The New Bleecker
Your man in the street, George Held, has got it all wrong. We who live on Bleecker Street have not “learned to detour around Bleecker Street.” And as for “the cosmopolitan mix along Bleecker Street,” we who live there do not “gladly stroll among the visitors there.” It is too crowded with people slathering cupcakes and dropping crumbs as they stroll. They sit on the stoops, drop papers and boxes, and make it impossible for people to get by the crowds in front of Magnolia and the lines that form at the store.
During the evenings the crowds are loud and the cars now passing shriek with thundering rock music. This says nothing about the giant buses disgorging tourists who block the sidewalks, nor of the newly opened Bleecker Park Sitting Area which when I walked through it on opening day was already full of wind-blown garbage. True, Magnolia from time to time sends a man to clean up the sitting area, but it is at night not during the unsightly look of daytime.
I am afraid none of this is very “Gallic”, nor as clean as you will find Madison Avenue, which I might add is closed at night. Westview News has done splendid work in covering the ugly plans by the Rudins to build on the St. Vincent’s plot and the ones proposed by NYU for the south village, but there are other areas which are being badly affected by the new commercialization of Greenwich Village.

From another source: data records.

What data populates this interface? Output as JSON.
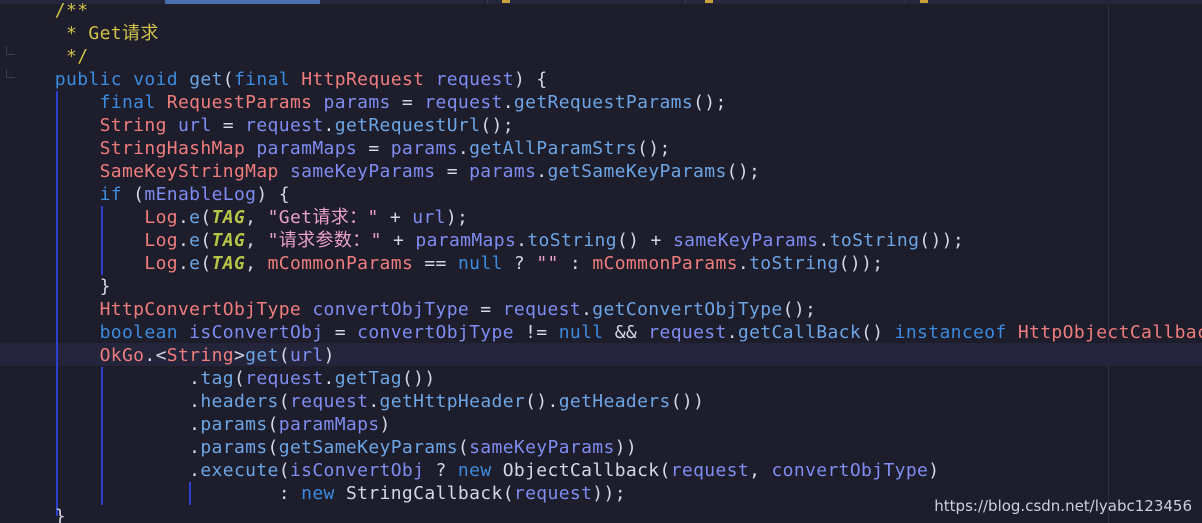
{
  "watermark": "https://blog.csdn.net/lyabc123456",
  "colors": {
    "background": "#1d1d2b",
    "keyword": "#3d8bdf",
    "type": "#ef7d7d",
    "identifier": "#7f8cf0",
    "method": "#6ca5e5",
    "static_field": "#b7c648",
    "string": "#e9a0cc",
    "comment": "#d1c24a",
    "indent_guide": "#2c3fd0"
  },
  "code": {
    "l1": {
      "c": "/**"
    },
    "l2": {
      "c": "* Get请求"
    },
    "l3": {
      "c": "*/"
    },
    "l4": {
      "kw1": "public",
      "kw2": "void",
      "m": "get",
      "p1": "(",
      "kw3": "final",
      "t": "HttpRequest",
      "i": "request",
      "p2": ") {"
    },
    "l5": {
      "kw": "final",
      "t": "RequestParams",
      "i1": "params",
      "op": " = ",
      "i2": "request",
      "dot": ".",
      "m": "getRequestParams",
      "end": "();"
    },
    "l6": {
      "t": "String",
      "i1": "url",
      "op": " = ",
      "i2": "request",
      "dot": ".",
      "m": "getRequestUrl",
      "end": "();"
    },
    "l7": {
      "t": "StringHashMap",
      "i1": "paramMaps",
      "op": " = ",
      "i2": "params",
      "dot": ".",
      "m": "getAllParamStrs",
      "end": "();"
    },
    "l8": {
      "t": "SameKeyStringMap",
      "i1": "sameKeyParams",
      "op": " = ",
      "i2": "params",
      "dot": ".",
      "m": "getSameKeyParams",
      "end": "();"
    },
    "l9": {
      "kw": "if",
      "p1": " (",
      "i": "mEnableLog",
      "p2": ") {"
    },
    "l10": {
      "t": "Log",
      "dot": ".",
      "m": "e",
      "p1": "(",
      "s": "TAG",
      "comma": ", ",
      "str": "\"Get请求：\"",
      "op": " + ",
      "i": "url",
      "end": ");"
    },
    "l11": {
      "t": "Log",
      "dot1": ".",
      "m1": "e",
      "p1": "(",
      "s": "TAG",
      "comma": ", ",
      "str": "\"请求参数：\"",
      "op1": " + ",
      "i1": "paramMaps",
      "dot2": ".",
      "m2": "toString",
      "mid": "() + ",
      "i2": "sameKeyParams",
      "dot3": ".",
      "m3": "toString",
      "end": "());"
    },
    "l12": {
      "t": "Log",
      "dot1": ".",
      "m1": "e",
      "p1": "(",
      "s": "TAG",
      "comma": ", ",
      "i1": "mCommonParams",
      "op1": " == ",
      "kw": "null",
      "q": " ? ",
      "str": "\"\"",
      "colon": " : ",
      "i2": "mCommonParams",
      "dot2": ".",
      "m2": "toString",
      "end": "());"
    },
    "l13": {
      "c": "}"
    },
    "l14": {
      "t": "HttpConvertObjType",
      "i1": "convertObjType",
      "op": " = ",
      "i2": "request",
      "dot": ".",
      "m": "getConvertObjType",
      "end": "();"
    },
    "l15": {
      "kw1": "boolean",
      "i1": "isConvertObj",
      "op1": " = ",
      "i2": "convertObjType",
      "op2": " != ",
      "kw2": "null",
      "op3": " && ",
      "i3": "request",
      "dot": ".",
      "m": "getCallBack",
      "p": "() ",
      "kw3": "instanceof",
      "t": "HttpObjectCallback"
    },
    "l16": {
      "t1": "OkGo",
      "p1": ".<",
      "t2": "String",
      "p2": ">",
      "m": "get",
      "p3": "(",
      "i": "url",
      "p4": ")"
    },
    "l17": {
      "dot": ".",
      "m1": "tag",
      "p1": "(",
      "i": "request",
      "dot2": ".",
      "m2": "getTag",
      "end": "())"
    },
    "l18": {
      "dot": ".",
      "m1": "headers",
      "p1": "(",
      "i": "request",
      "dot2": ".",
      "m2": "getHttpHeader",
      "mid": "().",
      "m3": "getHeaders",
      "end": "())"
    },
    "l19": {
      "dot": ".",
      "m": "params",
      "p1": "(",
      "i": "paramMaps",
      "end": ")"
    },
    "l20": {
      "dot": ".",
      "m1": "params",
      "p1": "(",
      "m2": "getSameKeyParams",
      "p2": "(",
      "i": "sameKeyParams",
      "end": "))"
    },
    "l21": {
      "dot": ".",
      "m": "execute",
      "p1": "(",
      "i1": "isConvertObj",
      "q": " ? ",
      "kw": "new",
      "t": "ObjectCallback",
      "p2": "(",
      "i2": "request",
      "comma": ", ",
      "i3": "convertObjType",
      "end": ")"
    },
    "l22": {
      "colon": ": ",
      "kw": "new",
      "t": "StringCallback",
      "p1": "(",
      "i": "request",
      "end": "));"
    },
    "l23": {
      "c": "}"
    }
  }
}
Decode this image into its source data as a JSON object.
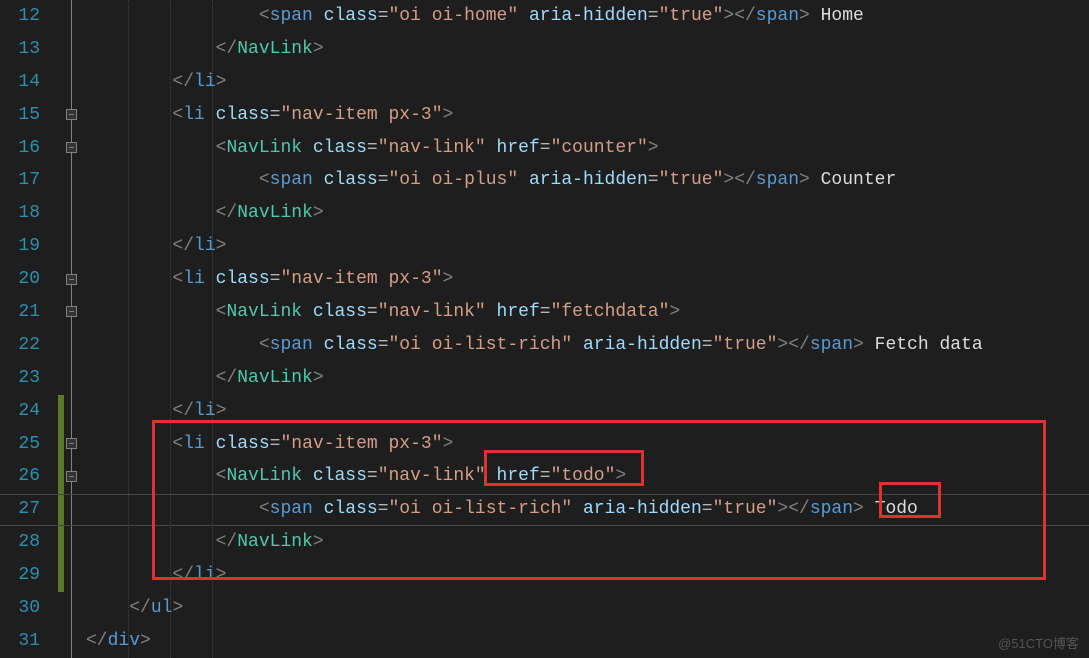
{
  "lineNumbers": [
    "12",
    "13",
    "14",
    "15",
    "16",
    "17",
    "18",
    "19",
    "20",
    "21",
    "22",
    "23",
    "24",
    "25",
    "26",
    "27",
    "28",
    "29",
    "30",
    "31"
  ],
  "watermark": "@51CTO博客",
  "code": {
    "l12": {
      "spanTag": "span",
      "classAttr": "class",
      "eq": "=",
      "classVal": "\"oi oi-home\"",
      "ariaAttr": "aria-hidden",
      "ariaVal": "\"true\"",
      "closeSpan": "span",
      "text": " Home"
    },
    "l13": {
      "closeComp": "NavLink"
    },
    "l14": {
      "closeLi": "li"
    },
    "l15": {
      "liTag": "li",
      "classAttr": "class",
      "eq": "=",
      "classVal": "\"nav-item px-3\""
    },
    "l16": {
      "comp": "NavLink",
      "classAttr": "class",
      "eq": "=",
      "classVal": "\"nav-link\"",
      "hrefAttr": "href",
      "hrefVal": "\"counter\""
    },
    "l17": {
      "spanTag": "span",
      "classAttr": "class",
      "eq": "=",
      "classVal": "\"oi oi-plus\"",
      "ariaAttr": "aria-hidden",
      "ariaVal": "\"true\"",
      "closeSpan": "span",
      "text": " Counter"
    },
    "l18": {
      "closeComp": "NavLink"
    },
    "l19": {
      "closeLi": "li"
    },
    "l20": {
      "liTag": "li",
      "classAttr": "class",
      "eq": "=",
      "classVal": "\"nav-item px-3\""
    },
    "l21": {
      "comp": "NavLink",
      "classAttr": "class",
      "eq": "=",
      "classVal": "\"nav-link\"",
      "hrefAttr": "href",
      "hrefVal": "\"fetchdata\""
    },
    "l22": {
      "spanTag": "span",
      "classAttr": "class",
      "eq": "=",
      "classVal": "\"oi oi-list-rich\"",
      "ariaAttr": "aria-hidden",
      "ariaVal": "\"true\"",
      "closeSpan": "span",
      "text": " Fetch data"
    },
    "l23": {
      "closeComp": "NavLink"
    },
    "l24": {
      "closeLi": "li"
    },
    "l25": {
      "liTag": "li",
      "classAttr": "class",
      "eq": "=",
      "classVal": "\"nav-item px-3\""
    },
    "l26": {
      "comp": "NavLink",
      "classAttr": "class",
      "eq": "=",
      "classVal": "\"nav-link\"",
      "hrefAttr": "href",
      "hrefVal": "\"todo\""
    },
    "l27": {
      "spanTag": "span",
      "classAttr": "class",
      "eq": "=",
      "classVal": "\"oi oi-list-rich\"",
      "ariaAttr": "aria-hidden",
      "ariaVal": "\"true\"",
      "closeSpan": "span",
      "text": "Todo"
    },
    "l28": {
      "closeComp": "NavLink"
    },
    "l29": {
      "closeLi": "li"
    },
    "l30": {
      "closeUl": "ul"
    },
    "l31": {
      "closeDiv": "div"
    }
  }
}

Attention should be paid.
Pierre Epstein, a resident of Bleecker between llth and Perry.